4) Separation Anxiety – DW had a hard time in the first two months of school. He would cry every time his Lola would drop him off. His teachers assured us that this was normal. It was great that DW’s class was small and that he had two teachers. One teacher would be with DW to comfort him and reassure him that Lola would be back while the other teacher would be with the other kids. The “ate” too also helped out with easing DW’s anxiety. His teachers assured us that this was normal and first time parents were given reading materials about dealing with separation anxiety. What’s important is the constant reassurance that you will be back for your kid.
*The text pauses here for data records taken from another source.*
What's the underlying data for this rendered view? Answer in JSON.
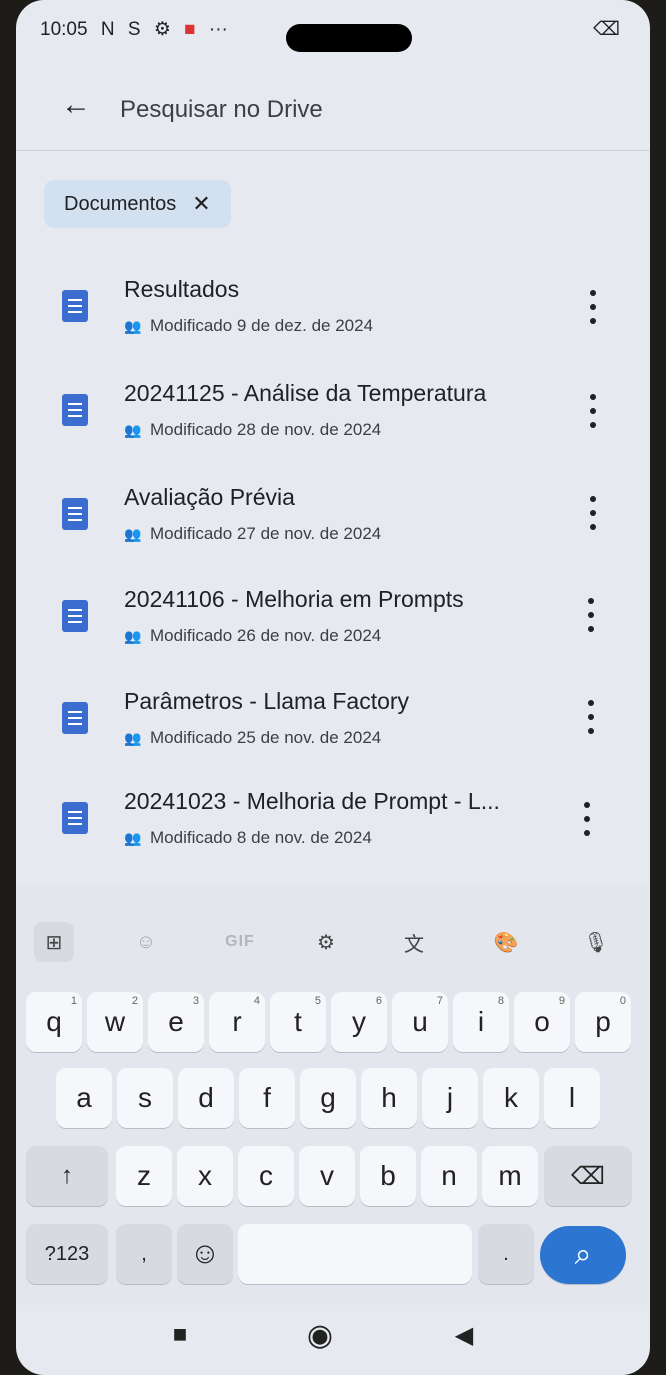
{
  "status": {
    "time": "10:05",
    "icons_left": [
      "N",
      "S",
      "⚙",
      "■",
      "···"
    ],
    "icons_right": [
      "⌫"
    ]
  },
  "search": {
    "back_icon": "arrow-left-icon",
    "placeholder": "Pesquisar no Drive"
  },
  "filter_chip": {
    "label": "Documentos",
    "close": "✕"
  },
  "documents": [
    {
      "title": "Resultados",
      "modified": "Modificado 9 de dez. de 2024"
    },
    {
      "title": "20241125 -  Análise da Temperatura",
      "modified": "Modificado 28 de nov. de 2024"
    },
    {
      "title": "Avaliação Prévia",
      "modified": "Modificado 27 de nov. de 2024"
    },
    {
      "title": "20241106 - Melhoria em Prompts",
      "modified": "Modificado 26 de nov. de 2024"
    },
    {
      "title": "Parâmetros - Llama Factory",
      "modified": "Modificado 25 de nov. de 2024"
    },
    {
      "title": "20241023 - Melhoria de Prompt - L...",
      "modified": "Modificado 8 de nov. de 2024"
    }
  ],
  "keyboard_tools": {
    "gif_label": "GIF"
  },
  "keyboard": {
    "row1": [
      {
        "k": "q",
        "n": "1"
      },
      {
        "k": "w",
        "n": "2"
      },
      {
        "k": "e",
        "n": "3"
      },
      {
        "k": "r",
        "n": "4"
      },
      {
        "k": "t",
        "n": "5"
      },
      {
        "k": "y",
        "n": "6"
      },
      {
        "k": "u",
        "n": "7"
      },
      {
        "k": "i",
        "n": "8"
      },
      {
        "k": "o",
        "n": "9"
      },
      {
        "k": "p",
        "n": "0"
      }
    ],
    "row2": [
      "a",
      "s",
      "d",
      "f",
      "g",
      "h",
      "j",
      "k",
      "l"
    ],
    "row3": [
      "z",
      "x",
      "c",
      "v",
      "b",
      "n",
      "m"
    ],
    "shift": "↑",
    "backspace": "⌫",
    "sym": "?123",
    "comma": ",",
    "emoji": "☺",
    "period": ".",
    "search": "⌕"
  },
  "nav": {
    "recents": "■",
    "home": "◉",
    "back": "◀"
  }
}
Nowadays, as soon as DW is dropped off at school, he makes a mad dash to his classroom, wala man lang goodbye kay Lola. Of course, iba na pag si mommy ang may separation anxiety 😛 I guess Mommy J you have to assess if your baby is ready to be away from you and vice-versa. You could probably ask the schools you are interested in on their policies with dealing with kids who have meltdowns every time their sundo says goodbye and see if you’re comfortable with their ways.
5) Your Reason – Ask yourself Mommy J why you feel that your baby needs to be in pre-school and go from there. I asked myself if DW is still too young to attend. He’s actually the youngest in his class when he enrolled at 2 years and 6 months but we all decided to give it a try. It was a joint decision and we were also ready for the eventuality that it might now work out for now. Personally, I wanted DW to be with other kids and to be in a structured environment where he can be creative and learn new things . Time is a luxury for full-time working parents like me and BDW and as much as we devote our evenings reading to and playing with our little boy, I feel that it’s not enough and that he’s not getting everything that he needs to know. Now, I’m happy that I am the supplement to DW’s pre-school, that me and BDW are here to follow through with what DW is learning at Books and Blocks.
Don’t worry Mommy J about the progressive and traditional schools for now. What matters most is if your child is flourishing in your chosen school. You may want to try enrolling your kid in Kindermusik or Gymboree first and figure out if maybe that’s all your kid needs right now. Both programs have trial classes so go ahead and see which is a better fit for your baby 🙂
A good tip: Should you go ahead with preschool, pay tuition fees quarterly. This is what we did so that we were prepared to pull DW out of school if the whole thing didn’t work out.
I hope my list is helpful Mommy J!! How about you dear readers? What tips could you share with Mommy J?
Thanks again Mommy J for trusting me with your letter and thanks in advance guys for your insights on Mommy J’s dilemma 🙂 Fire away at the comments box below!